■ Work to be completed:
Read the entries below and pull out each line with the string "JSON".

Stored items from a collection:

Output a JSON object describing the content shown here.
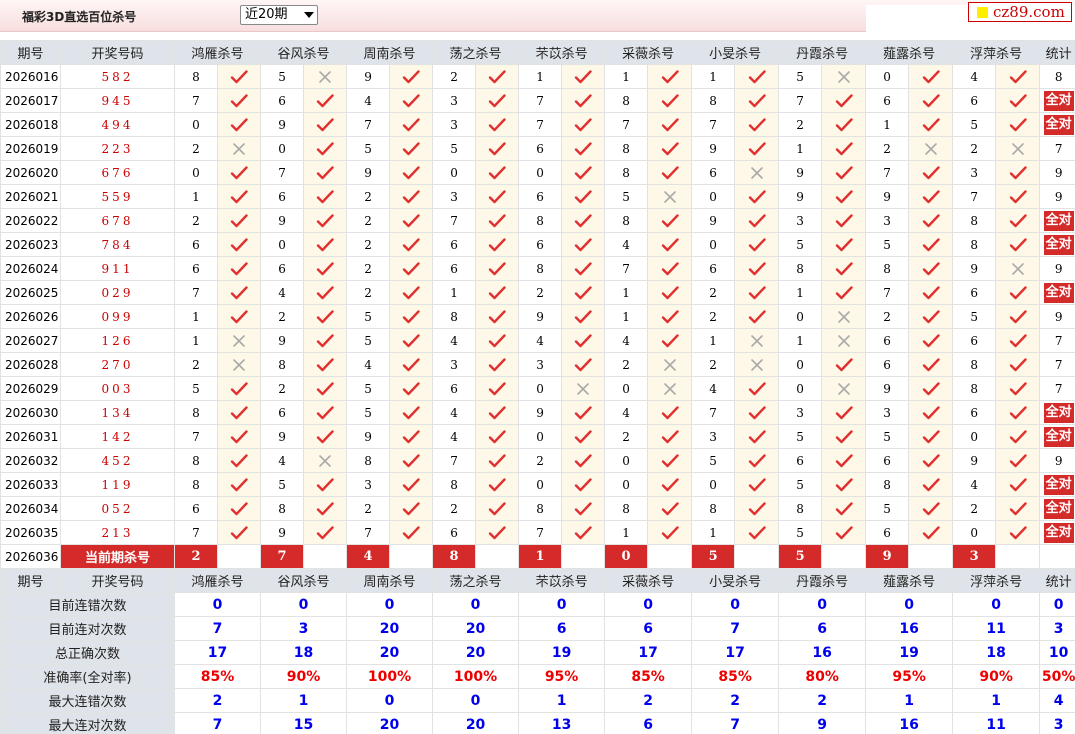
{
  "header": {
    "title": "福彩3D直选百位杀号",
    "period_select": "近20期",
    "logo_text": "cz89.com"
  },
  "table": {
    "col_period": "期号",
    "col_draw": "开奖号码",
    "col_stat": "统计",
    "experts": [
      "鸿雁杀号",
      "谷风杀号",
      "周南杀号",
      "荡之杀号",
      "芣苡杀号",
      "采薇杀号",
      "小旻杀号",
      "丹霞杀号",
      "薤露杀号",
      "浮萍杀号"
    ],
    "rows": [
      {
        "period": "2026016",
        "draw": "582",
        "kills": [
          "8",
          "5",
          "9",
          "2",
          "1",
          "1",
          "1",
          "5",
          "0",
          "4"
        ],
        "ok": [
          1,
          0,
          1,
          1,
          1,
          1,
          1,
          0,
          1,
          1
        ],
        "stat": "8"
      },
      {
        "period": "2026017",
        "draw": "945",
        "kills": [
          "7",
          "6",
          "4",
          "3",
          "7",
          "8",
          "8",
          "7",
          "6",
          "6"
        ],
        "ok": [
          1,
          1,
          1,
          1,
          1,
          1,
          1,
          1,
          1,
          1
        ],
        "stat": "全对"
      },
      {
        "period": "2026018",
        "draw": "494",
        "kills": [
          "0",
          "9",
          "7",
          "3",
          "7",
          "7",
          "7",
          "2",
          "1",
          "5"
        ],
        "ok": [
          1,
          1,
          1,
          1,
          1,
          1,
          1,
          1,
          1,
          1
        ],
        "stat": "全对"
      },
      {
        "period": "2026019",
        "draw": "223",
        "kills": [
          "2",
          "0",
          "5",
          "5",
          "6",
          "8",
          "9",
          "1",
          "2",
          "2"
        ],
        "ok": [
          0,
          1,
          1,
          1,
          1,
          1,
          1,
          1,
          0,
          0
        ],
        "stat": "7"
      },
      {
        "period": "2026020",
        "draw": "676",
        "kills": [
          "0",
          "7",
          "9",
          "0",
          "0",
          "8",
          "6",
          "9",
          "7",
          "3"
        ],
        "ok": [
          1,
          1,
          1,
          1,
          1,
          1,
          0,
          1,
          1,
          1
        ],
        "stat": "9"
      },
      {
        "period": "2026021",
        "draw": "559",
        "kills": [
          "1",
          "6",
          "2",
          "3",
          "6",
          "5",
          "0",
          "9",
          "9",
          "7"
        ],
        "ok": [
          1,
          1,
          1,
          1,
          1,
          0,
          1,
          1,
          1,
          1
        ],
        "stat": "9"
      },
      {
        "period": "2026022",
        "draw": "678",
        "kills": [
          "2",
          "9",
          "2",
          "7",
          "8",
          "8",
          "9",
          "3",
          "3",
          "8"
        ],
        "ok": [
          1,
          1,
          1,
          1,
          1,
          1,
          1,
          1,
          1,
          1
        ],
        "stat": "全对"
      },
      {
        "period": "2026023",
        "draw": "784",
        "kills": [
          "6",
          "0",
          "2",
          "6",
          "6",
          "4",
          "0",
          "5",
          "5",
          "8"
        ],
        "ok": [
          1,
          1,
          1,
          1,
          1,
          1,
          1,
          1,
          1,
          1
        ],
        "stat": "全对"
      },
      {
        "period": "2026024",
        "draw": "911",
        "kills": [
          "6",
          "6",
          "2",
          "6",
          "8",
          "7",
          "6",
          "8",
          "8",
          "9"
        ],
        "ok": [
          1,
          1,
          1,
          1,
          1,
          1,
          1,
          1,
          1,
          0
        ],
        "stat": "9"
      },
      {
        "period": "2026025",
        "draw": "029",
        "kills": [
          "7",
          "4",
          "2",
          "1",
          "2",
          "1",
          "2",
          "1",
          "7",
          "6"
        ],
        "ok": [
          1,
          1,
          1,
          1,
          1,
          1,
          1,
          1,
          1,
          1
        ],
        "stat": "全对"
      },
      {
        "period": "2026026",
        "draw": "099",
        "kills": [
          "1",
          "2",
          "5",
          "8",
          "9",
          "1",
          "2",
          "0",
          "2",
          "5"
        ],
        "ok": [
          1,
          1,
          1,
          1,
          1,
          1,
          1,
          0,
          1,
          1
        ],
        "stat": "9"
      },
      {
        "period": "2026027",
        "draw": "126",
        "kills": [
          "1",
          "9",
          "5",
          "4",
          "4",
          "4",
          "1",
          "1",
          "6",
          "6"
        ],
        "ok": [
          0,
          1,
          1,
          1,
          1,
          1,
          0,
          0,
          1,
          1
        ],
        "stat": "7"
      },
      {
        "period": "2026028",
        "draw": "270",
        "kills": [
          "2",
          "8",
          "4",
          "3",
          "3",
          "2",
          "2",
          "0",
          "6",
          "8"
        ],
        "ok": [
          0,
          1,
          1,
          1,
          1,
          0,
          0,
          1,
          1,
          1
        ],
        "stat": "7"
      },
      {
        "period": "2026029",
        "draw": "003",
        "kills": [
          "5",
          "2",
          "5",
          "6",
          "0",
          "0",
          "4",
          "0",
          "9",
          "8"
        ],
        "ok": [
          1,
          1,
          1,
          1,
          0,
          0,
          1,
          0,
          1,
          1
        ],
        "stat": "7"
      },
      {
        "period": "2026030",
        "draw": "134",
        "kills": [
          "8",
          "6",
          "5",
          "4",
          "9",
          "4",
          "7",
          "3",
          "3",
          "6"
        ],
        "ok": [
          1,
          1,
          1,
          1,
          1,
          1,
          1,
          1,
          1,
          1
        ],
        "stat": "全对"
      },
      {
        "period": "2026031",
        "draw": "142",
        "kills": [
          "7",
          "9",
          "9",
          "4",
          "0",
          "2",
          "3",
          "5",
          "5",
          "0"
        ],
        "ok": [
          1,
          1,
          1,
          1,
          1,
          1,
          1,
          1,
          1,
          1
        ],
        "stat": "全对"
      },
      {
        "period": "2026032",
        "draw": "452",
        "kills": [
          "8",
          "4",
          "8",
          "7",
          "2",
          "0",
          "5",
          "6",
          "6",
          "9"
        ],
        "ok": [
          1,
          0,
          1,
          1,
          1,
          1,
          1,
          1,
          1,
          1
        ],
        "stat": "9"
      },
      {
        "period": "2026033",
        "draw": "119",
        "kills": [
          "8",
          "5",
          "3",
          "8",
          "0",
          "0",
          "0",
          "5",
          "8",
          "4"
        ],
        "ok": [
          1,
          1,
          1,
          1,
          1,
          1,
          1,
          1,
          1,
          1
        ],
        "stat": "全对"
      },
      {
        "period": "2026034",
        "draw": "052",
        "kills": [
          "6",
          "8",
          "2",
          "2",
          "8",
          "8",
          "8",
          "8",
          "5",
          "2"
        ],
        "ok": [
          1,
          1,
          1,
          1,
          1,
          1,
          1,
          1,
          1,
          1
        ],
        "stat": "全对"
      },
      {
        "period": "2026035",
        "draw": "213",
        "kills": [
          "7",
          "9",
          "7",
          "6",
          "7",
          "1",
          "1",
          "5",
          "6",
          "0"
        ],
        "ok": [
          1,
          1,
          1,
          1,
          1,
          1,
          1,
          1,
          1,
          1
        ],
        "stat": "全对"
      }
    ],
    "current": {
      "period": "2026036",
      "label": "当前期杀号",
      "kills": [
        "2",
        "7",
        "4",
        "8",
        "1",
        "0",
        "5",
        "5",
        "9",
        "3"
      ]
    },
    "summary": [
      {
        "label": "目前连错次数",
        "values": [
          "0",
          "0",
          "0",
          "0",
          "0",
          "0",
          "0",
          "0",
          "0",
          "0"
        ],
        "stat": "0"
      },
      {
        "label": "目前连对次数",
        "values": [
          "7",
          "3",
          "20",
          "20",
          "6",
          "6",
          "7",
          "6",
          "16",
          "11"
        ],
        "stat": "3"
      },
      {
        "label": "总正确次数",
        "values": [
          "17",
          "18",
          "20",
          "20",
          "19",
          "17",
          "17",
          "16",
          "19",
          "18"
        ],
        "stat": "10"
      },
      {
        "label": "准确率(全对率)",
        "values": [
          "85%",
          "90%",
          "100%",
          "100%",
          "95%",
          "85%",
          "85%",
          "80%",
          "95%",
          "90%"
        ],
        "stat": "50%"
      },
      {
        "label": "最大连错次数",
        "values": [
          "2",
          "1",
          "0",
          "0",
          "1",
          "2",
          "2",
          "2",
          "1",
          "1"
        ],
        "stat": "4"
      },
      {
        "label": "最大连对次数",
        "values": [
          "7",
          "15",
          "20",
          "20",
          "13",
          "6",
          "7",
          "9",
          "16",
          "11"
        ],
        "stat": "3"
      }
    ]
  },
  "icons": {
    "correct": "check-icon",
    "wrong": "cross-icon"
  },
  "colors": {
    "check": "#e03030",
    "cross": "#aaaaaa",
    "badge": "#d42a2a",
    "summary_value": "#0000ee",
    "rate_value": "#ee0000"
  }
}
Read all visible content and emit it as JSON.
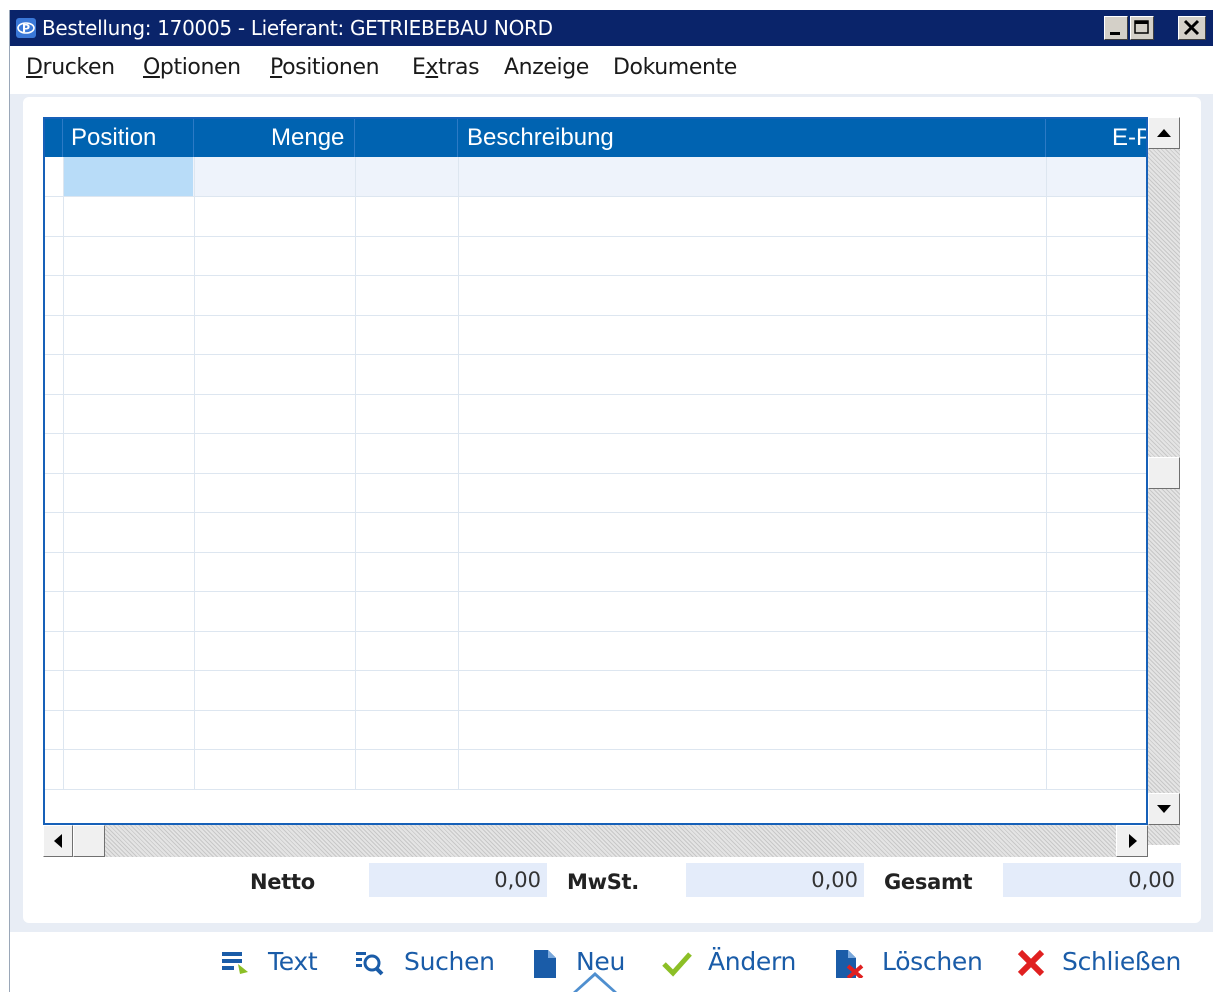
{
  "window": {
    "title": "Bestellung: 170005 - Lieferant: GETRIEBEBAU NORD",
    "controls": {
      "minimize": "_",
      "maximize": "□",
      "close": "✕"
    }
  },
  "menu": {
    "items": [
      {
        "mnemonic": "D",
        "rest": "rucken"
      },
      {
        "mnemonic": "O",
        "rest": "ptionen"
      },
      {
        "mnemonic": "P",
        "rest": "ositionen"
      },
      {
        "pre": "E",
        "mnemonic": "x",
        "rest": "tras"
      },
      {
        "plain": "Anzeige"
      },
      {
        "plain": "Dokumente"
      }
    ]
  },
  "grid": {
    "columns": [
      "Position",
      "Menge",
      "",
      "Beschreibung",
      "E-P"
    ],
    "rows": []
  },
  "totals": {
    "netto_label": "Netto",
    "netto_value": "0,00",
    "mwst_label": "MwSt.",
    "mwst_value": "0,00",
    "gesamt_label": "Gesamt",
    "gesamt_value": "0,00"
  },
  "toolbar": {
    "text": "Text",
    "suchen": "Suchen",
    "neu": "Neu",
    "aendern": "Ändern",
    "loeschen": "Löschen",
    "schliessen": "Schließen"
  },
  "icons": {
    "app": "app-logo-icon",
    "text": "text-edit-icon",
    "suchen": "search-icon",
    "neu": "new-document-icon",
    "aendern": "checkmark-icon",
    "loeschen": "delete-document-icon",
    "schliessen": "close-x-icon"
  },
  "colors": {
    "titlebar": "#0a246a",
    "grid_header": "#0063b1",
    "selected_cell": "#b8dcf8",
    "link_text": "#1a5ca8",
    "check_green": "#8cbf26",
    "close_red": "#e02020"
  }
}
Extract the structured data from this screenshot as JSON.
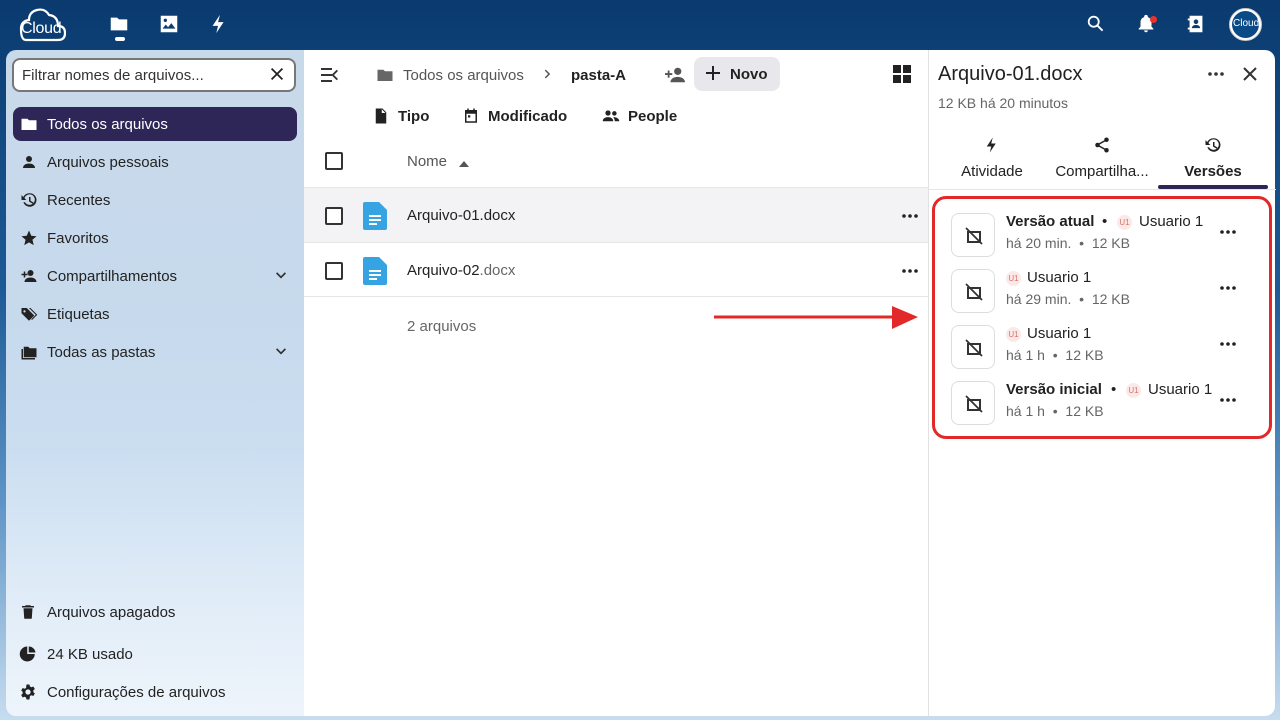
{
  "topbar": {
    "logo_text": "Cloud",
    "apps": [
      "files-icon",
      "photos-icon",
      "activity-icon"
    ],
    "avatar_text": "Cloud"
  },
  "sidebar": {
    "filter_placeholder": "Filtrar nomes de arquivos...",
    "items": [
      {
        "label": "Todos os arquivos",
        "icon": "folder-icon",
        "active": true
      },
      {
        "label": "Arquivos pessoais",
        "icon": "user-icon"
      },
      {
        "label": "Recentes",
        "icon": "history-icon"
      },
      {
        "label": "Favoritos",
        "icon": "star-icon"
      },
      {
        "label": "Compartilhamentos",
        "icon": "share-user-icon",
        "expandable": true
      },
      {
        "label": "Etiquetas",
        "icon": "tag-icon"
      },
      {
        "label": "Todas as pastas",
        "icon": "folders-icon",
        "expandable": true
      }
    ],
    "bottom": {
      "trash": "Arquivos apagados",
      "quota": "24 KB usado",
      "settings": "Configurações de arquivos"
    }
  },
  "main": {
    "breadcrumb_root": "Todos os arquivos",
    "breadcrumb_current": "pasta-A",
    "new_label": "Novo",
    "filters": {
      "type": "Tipo",
      "modified": "Modificado",
      "people": "People"
    },
    "column_name": "Nome",
    "files": [
      {
        "name": "Arquivo-01.docx",
        "base": "Arquivo-01.docx",
        "ext": ""
      },
      {
        "name": "Arquivo-02.docx",
        "base": "Arquivo-02",
        "ext": ".docx"
      }
    ],
    "summary": "2 arquivos"
  },
  "details": {
    "title": "Arquivo-01.docx",
    "subtitle": "12 KB há 20 minutos",
    "tabs": [
      "Atividade",
      "Compartilha...",
      "Versões"
    ],
    "active_tab": "Versões",
    "versions": [
      {
        "title": "Versão atual",
        "badge": "U1",
        "user": "Usuario 1",
        "age": "há 20 min.",
        "size": "12 KB"
      },
      {
        "title": "",
        "badge": "U1",
        "user": "Usuario 1",
        "age": "há 29 min.",
        "size": "12 KB"
      },
      {
        "title": "",
        "badge": "U1",
        "user": "Usuario 1",
        "age": "há 1 h",
        "size": "12 KB"
      },
      {
        "title": "Versão inicial",
        "badge": "U1",
        "user": "Usuario 1",
        "age": "há 1 h",
        "size": "12 KB"
      }
    ]
  },
  "colors": {
    "accent": "#2d2657",
    "highlight": "#e3282a",
    "doc_icon": "#36a3e3"
  }
}
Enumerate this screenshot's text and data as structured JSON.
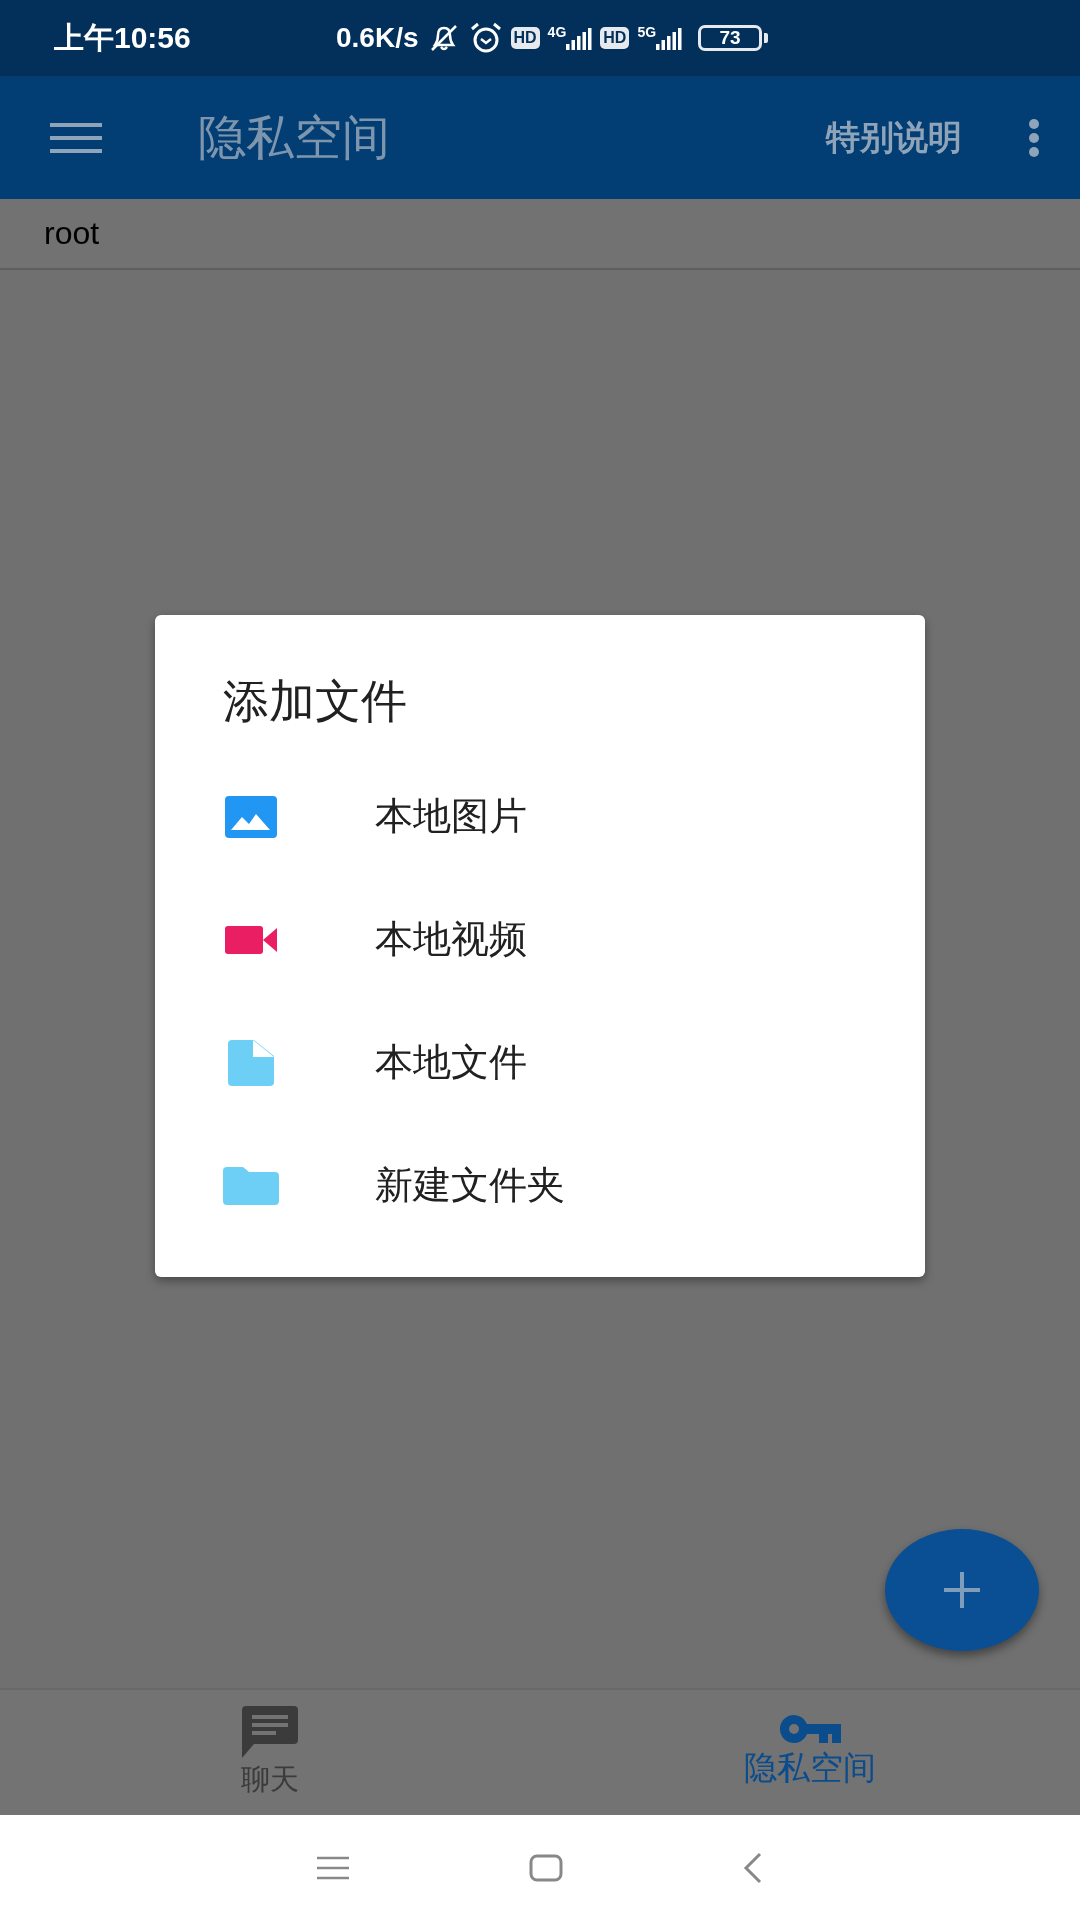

■ Problem solution:
Output a JSON object describing the content shown here.
Read all visible content and emit it as JSON.
Extract the structured data from this screenshot as JSON.
Enumerate this screenshot's text and data as structured JSON.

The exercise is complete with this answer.